But what happens when we're talking about moral hazard? Character, integrity and mental attitude are not easy to measure. Behaviors can be unintentional or not consciously bad and still remain hazardous.
There are rules and regulations that govern insurance to risk. But we've seen what happens when we overreach and accumulate too much risk. A collapse of confidence followed the last financial crisis that was catastrophic for many.
Why complexity requires new thinking
To improve the quality of our decisions, we need also to understand the dynamics that surround risk and uncertainty.
Our attempts to predict the future are too reliant on linear thinking based on past experience#. In a complex world, past data may not be as useful to forecast risk, things change fast. We're also limited in our ability to handle probabilities.
Retired economist and Singaporean government official Lam Chuan Leong# says we can classify the way we think and manage events in a two-by-two matrix by combining the findings from Behavioral Economics and Complex Systems.
Time and complexity are the vectors.

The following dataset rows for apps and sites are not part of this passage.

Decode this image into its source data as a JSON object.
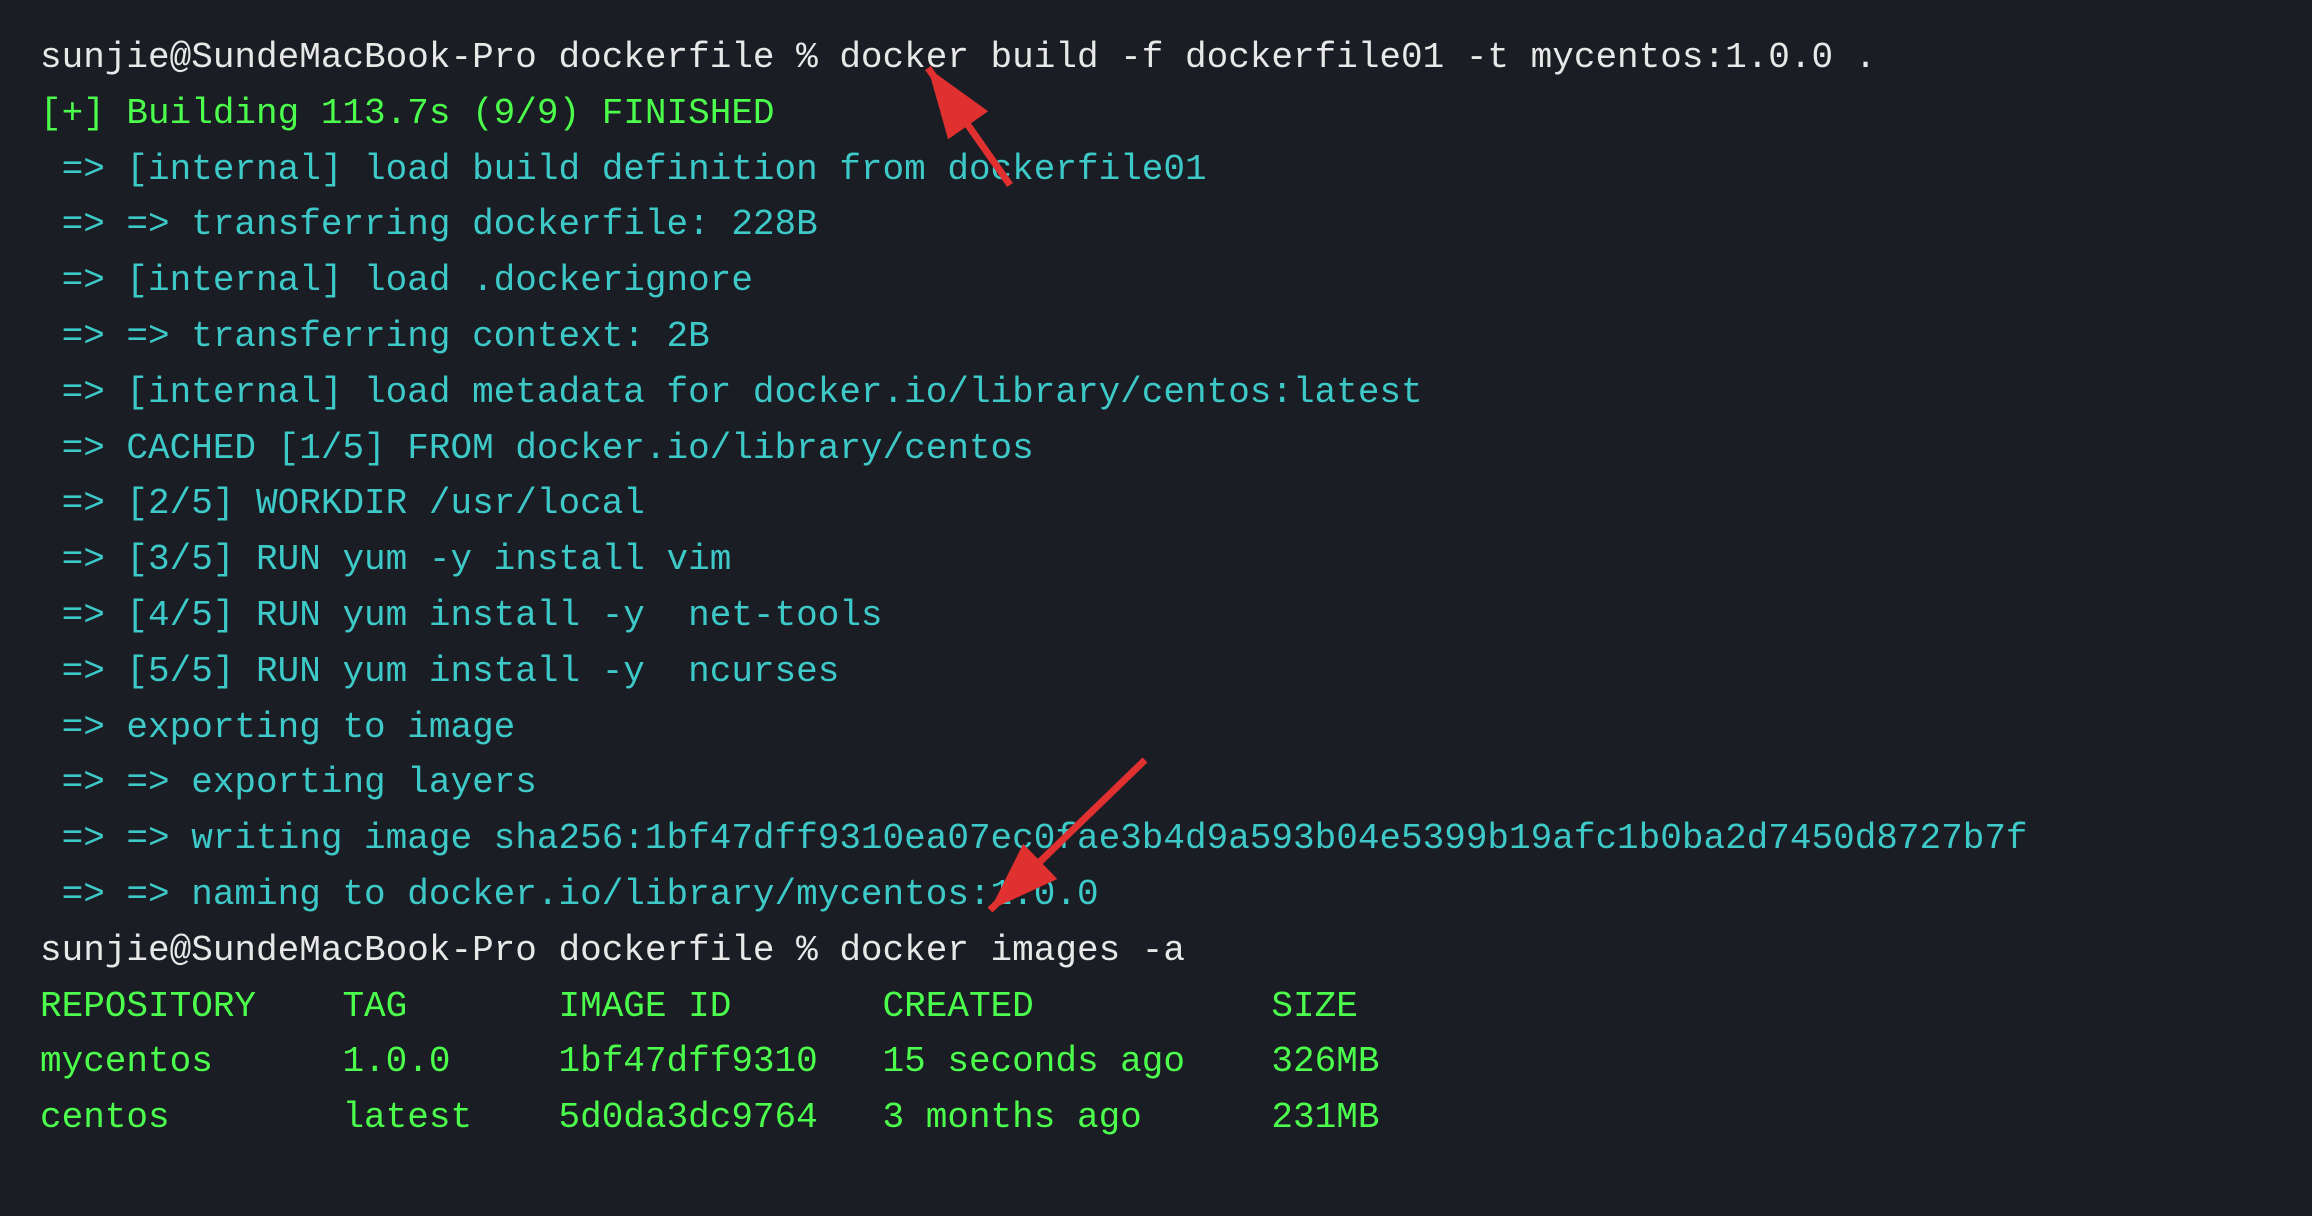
{
  "terminal": {
    "lines": [
      {
        "id": "cmd1",
        "color": "white",
        "text": "sunjie@SundeMacBook-Pro dockerfile % docker build -f dockerfile01 -t mycentos:1.0.0 ."
      },
      {
        "id": "building",
        "color": "green",
        "text": "[+] Building 113.7s (9/9) FINISHED"
      },
      {
        "id": "step1",
        "color": "cyan",
        "text": " => [internal] load build definition from dockerfile01"
      },
      {
        "id": "step2",
        "color": "cyan",
        "text": " => => transferring dockerfile: 228B"
      },
      {
        "id": "step3",
        "color": "cyan",
        "text": " => [internal] load .dockerignore"
      },
      {
        "id": "step4",
        "color": "cyan",
        "text": " => => transferring context: 2B"
      },
      {
        "id": "step5",
        "color": "cyan",
        "text": " => [internal] load metadata for docker.io/library/centos:latest"
      },
      {
        "id": "step6",
        "color": "cyan",
        "text": " => CACHED [1/5] FROM docker.io/library/centos"
      },
      {
        "id": "step7",
        "color": "cyan",
        "text": " => [2/5] WORKDIR /usr/local"
      },
      {
        "id": "step8",
        "color": "cyan",
        "text": " => [3/5] RUN yum -y install vim"
      },
      {
        "id": "step9",
        "color": "cyan",
        "text": " => [4/5] RUN yum install -y  net-tools"
      },
      {
        "id": "step10",
        "color": "cyan",
        "text": " => [5/5] RUN yum install -y  ncurses"
      },
      {
        "id": "step11",
        "color": "cyan",
        "text": " => exporting to image"
      },
      {
        "id": "step12",
        "color": "cyan",
        "text": " => => exporting layers"
      },
      {
        "id": "step13",
        "color": "cyan",
        "text": " => => writing image sha256:1bf47dff9310ea07ec0fae3b4d9a593b04e5399b19afc1b0ba2d7450d8727b7f"
      },
      {
        "id": "step14",
        "color": "cyan",
        "text": " => => naming to docker.io/library/mycentos:1.0.0"
      },
      {
        "id": "cmd2",
        "color": "white",
        "text": "sunjie@SundeMacBook-Pro dockerfile % docker images -a"
      },
      {
        "id": "header",
        "color": "green",
        "text": "REPOSITORY    TAG       IMAGE ID       CREATED           SIZE"
      },
      {
        "id": "row1",
        "color": "green",
        "text": "mycentos      1.0.0     1bf47dff9310   15 seconds ago    326MB"
      },
      {
        "id": "row2",
        "color": "green",
        "text": "centos        latest    5d0da3dc9764   3 months ago      231MB"
      }
    ]
  }
}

When we're called to make decisions but have little time, we behave differently than when we have more time. In our daily activities, we decide using our intuitive system, automatically and quickly.
Give us more time, and we can reflect on decisions. We use reasoning and analysis. In economics terms, this is the Rational Man Model of thinking. But this may not be enough. Cause and effect are not as consistent in complexity.
Lam Chuan Leong outlines the four modes of thinking that apply to many of our decisions in business and are influenced by time and complexity:
“We have to make sense of the problem by probing, experimenting, creating environments conducive to the generation of new ideas and new interactions, and responding to emerging patterns and behaviors,” he says.
This in turn has changed how we manage in a complex world.
Challenges require critical thinking
As we're increasingly called to probe, sense and respond, we need to create an environment and experiments where innovative patterns can emerge. The increased levels of interaction and communication should be designed to generate ideas and options.
Leaders are setting boundaries, barrier and incentives to encourage patterns to grow into coherence and general acceptance instead of merely executing the plan.
But with managing risk there are also cognitive and behavioral challenges:
Key biases include our desire to rationalize into a story when we want to explain a decision, even though emotion is involved in decision-making, and anchoring — for example, start with a high number, and you're now willing to pay a higher price.
We also have confirmation bias, we see what we want to see, and ignore evidence that contradicts our beliefs. People react to a particular choice in different ways depending on how it is presented — e.g., as a loss or a gain.
While in the past we could rely on analysis and control of risk, we need new ideas and innovation to solve future problems. When we think about issues, we should take into account the environment where we operate and its complexity.
Beyond recognizing our cognitive biases and acknowledging our time constraints, we need to take into account how emotions connect to outcomes in decision-making.